Solid Oxide Fuel Cells (SOFCs) are an electrochemical energy converter that receives the world's attention as a power generation system of the future owing to its flexibility to consume various types of fuels, low emission of greenhouses gases, and having high efficiency reaching over 70%. A conventional SOFCs operates at high temperature, typically ranges between 800 to 1000°C. SOFCs use yttria-stabilized zirconia (YSZ) as the electrolyte, which exhibits excellent oxide ion conductivity in this temperature range. However, this temperature range poses an issue to SOFCs durability, as it leads to the degradation of the cell components. In addition, SOFCs application is limited and difficult to implement for the transportation sector and portable appliance. A viable solution is to lower the SOFCs operating temperature to intermediate (600 to 800°C) or low (<600°C) operating temperature. The benefit of this way, cell durability will improve, as well as other advantages such as facilitates handling, assembling, dismantling, cost reduction, and expanded the SOFCs application. Nonetheless, the key challenge for the issue is finding suitable electrolyte, as YSZ have lower ionic conductivity at low and intermediate temperature range. The aim of this paper is to review the status and challenges in the attempts made to modify YSZ electrolyte within the past decade. The resulting ionic conductivity, microstructure, and densification, mechanical and thermal properties of these 'new' electrolytes critically reviewed. The targeted conductivity of modification of YSZ electrolyte must be exceeded >0.1 S cm–1 to enable high performance of SOFCs power generation systems to be realized for transportation and portable applications. Based on our knowledge, this paper is the first review which focused on the recent status and challenges of YSZ electrolyte towards lowering the operating temperature.

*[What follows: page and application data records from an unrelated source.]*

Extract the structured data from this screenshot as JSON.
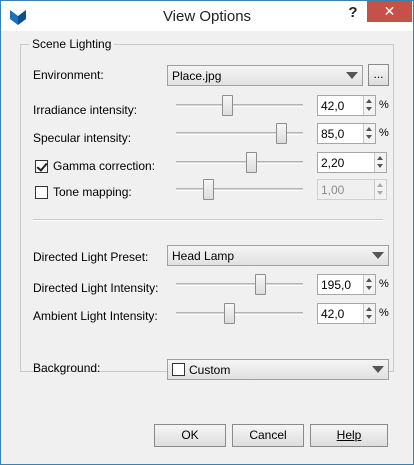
{
  "window": {
    "title": "View Options",
    "help": "?",
    "close": "✕"
  },
  "scene_lighting": {
    "group_label": "Scene Lighting",
    "environment": {
      "label": "Environment:",
      "value": "Place.jpg",
      "browse": "..."
    },
    "irradiance": {
      "label": "Irradiance intensity:",
      "value": "42,0",
      "unit": "%",
      "slider_fraction": 0.4
    },
    "specular": {
      "label": "Specular intensity:",
      "value": "85,0",
      "unit": "%",
      "slider_fraction": 0.83
    },
    "gamma": {
      "label": "Gamma correction:",
      "checked": true,
      "value": "2,20",
      "slider_fraction": 0.59
    },
    "tone": {
      "label": "Tone mapping:",
      "checked": false,
      "value": "1,00",
      "slider_fraction": 0.25
    },
    "preset": {
      "label": "Directed Light Preset:",
      "value": "Head Lamp"
    },
    "directed": {
      "label": "Directed Light Intensity:",
      "value": "195,0",
      "unit": "%",
      "slider_fraction": 0.66
    },
    "ambient": {
      "label": "Ambient Light Intensity:",
      "value": "42,0",
      "unit": "%",
      "slider_fraction": 0.42
    }
  },
  "background": {
    "label": "Background:",
    "value": "Custom"
  },
  "buttons": {
    "ok": "OK",
    "cancel": "Cancel",
    "help": "Help"
  },
  "colors": {
    "close_bg": "#c7504b",
    "accent": "#3c7fb1"
  }
}
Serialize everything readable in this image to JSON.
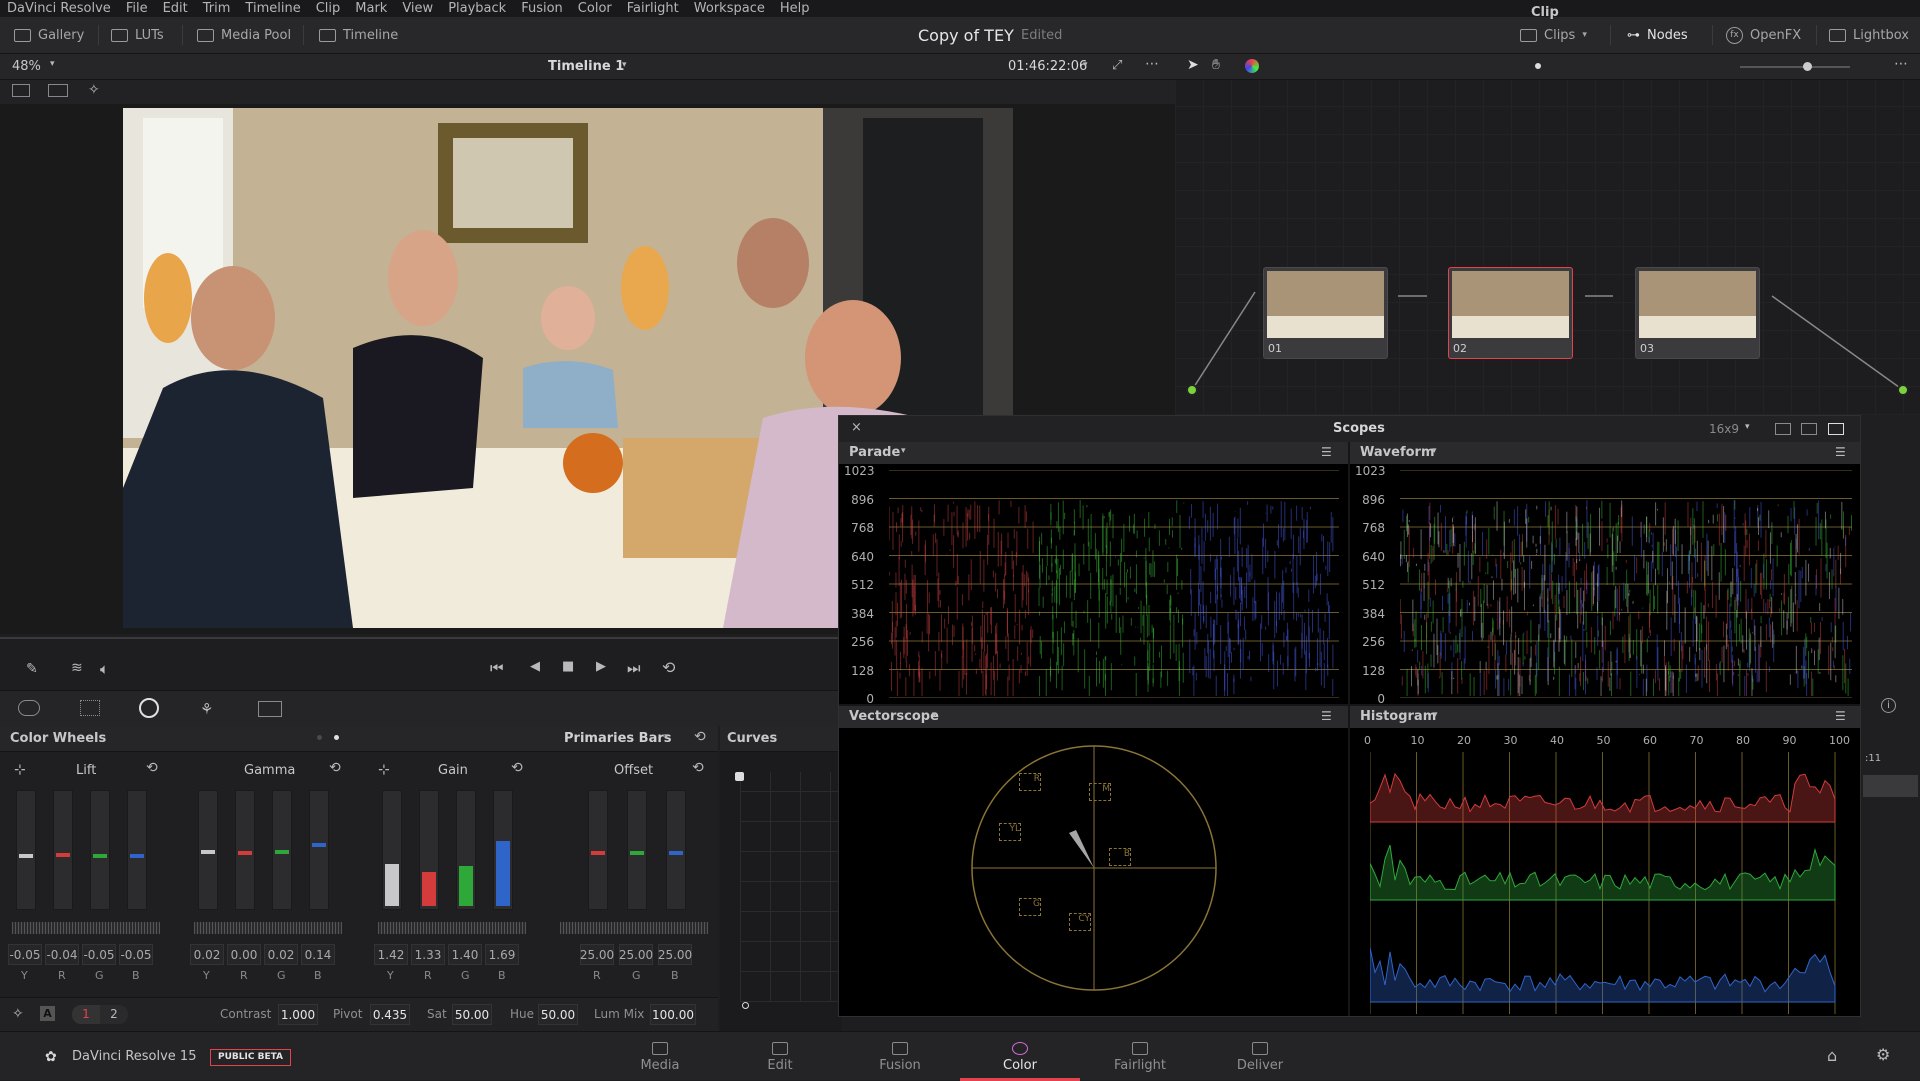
{
  "menu": [
    "DaVinci Resolve",
    "File",
    "Edit",
    "Trim",
    "Timeline",
    "Clip",
    "Mark",
    "View",
    "Playback",
    "Fusion",
    "Color",
    "Fairlight",
    "Workspace",
    "Help"
  ],
  "toolbar": {
    "gallery": "Gallery",
    "luts": "LUTs",
    "media_pool": "Media Pool",
    "timeline": "Timeline",
    "project_title": "Copy of TEY",
    "project_status": "Edited",
    "clips": "Clips",
    "nodes": "Nodes",
    "openfx": "OpenFX",
    "lightbox": "Lightbox"
  },
  "viewer": {
    "zoom": "48%",
    "timeline_name": "Timeline 1",
    "timecode": "01:46:22:06"
  },
  "node_editor": {
    "mode": "Clip",
    "nodes": [
      {
        "label": "01"
      },
      {
        "label": "02"
      },
      {
        "label": "03"
      }
    ]
  },
  "color_wheels": {
    "title": "Color Wheels",
    "mode": "Primaries Bars",
    "wheels": [
      {
        "name": "Lift",
        "channels": [
          "Y",
          "R",
          "G",
          "B"
        ],
        "values": [
          "-0.05",
          "-0.04",
          "-0.05",
          "-0.05"
        ]
      },
      {
        "name": "Gamma",
        "channels": [
          "Y",
          "R",
          "G",
          "B"
        ],
        "values": [
          "0.02",
          "0.00",
          "0.02",
          "0.14"
        ]
      },
      {
        "name": "Gain",
        "channels": [
          "Y",
          "R",
          "G",
          "B"
        ],
        "values": [
          "1.42",
          "1.33",
          "1.40",
          "1.69"
        ]
      },
      {
        "name": "Offset",
        "channels": [
          "R",
          "G",
          "B"
        ],
        "values": [
          "25.00",
          "25.00",
          "25.00"
        ]
      }
    ],
    "page_tabs": [
      "1",
      "2"
    ],
    "contrast_label": "Contrast",
    "contrast": "1.000",
    "pivot_label": "Pivot",
    "pivot": "0.435",
    "sat_label": "Sat",
    "sat": "50.00",
    "hue_label": "Hue",
    "hue": "50.00",
    "lummix_label": "Lum Mix",
    "lummix": "100.00"
  },
  "curves": {
    "title": "Curves"
  },
  "scopes": {
    "title": "Scopes",
    "aspect": "16x9",
    "parade": {
      "title": "Parade",
      "ticks": [
        "1023",
        "896",
        "768",
        "640",
        "512",
        "384",
        "256",
        "128",
        "0"
      ]
    },
    "waveform": {
      "title": "Waveform",
      "ticks": [
        "1023",
        "896",
        "768",
        "640",
        "512",
        "384",
        "256",
        "128",
        "0"
      ]
    },
    "vectorscope": {
      "title": "Vectorscope",
      "targets": [
        "R",
        "M",
        "YL",
        "B",
        "G",
        "CY"
      ]
    },
    "histogram": {
      "title": "Histogram",
      "ticks": [
        "0",
        "10",
        "20",
        "30",
        "40",
        "50",
        "60",
        "70",
        "80",
        "90",
        "100"
      ]
    }
  },
  "right_edge": {
    "time": ":11"
  },
  "footer": {
    "app": "DaVinci Resolve 15",
    "badge": "PUBLIC BETA",
    "nav": [
      "Media",
      "Edit",
      "Fusion",
      "Color",
      "Fairlight",
      "Deliver"
    ],
    "active": "Color"
  },
  "colors": {
    "accent": "#e4434b",
    "red": "#d43b3b",
    "green": "#2fa83a",
    "blue": "#2f65c9",
    "scope_grid": "#6b5a2a"
  }
}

All Science Journal Classification (ASJC) codes
- Renewable Energy, Sustainability and the Environment
- Nuclear Energy and Engineering
- Fuel Technology
- Energy Engineering and Power Technology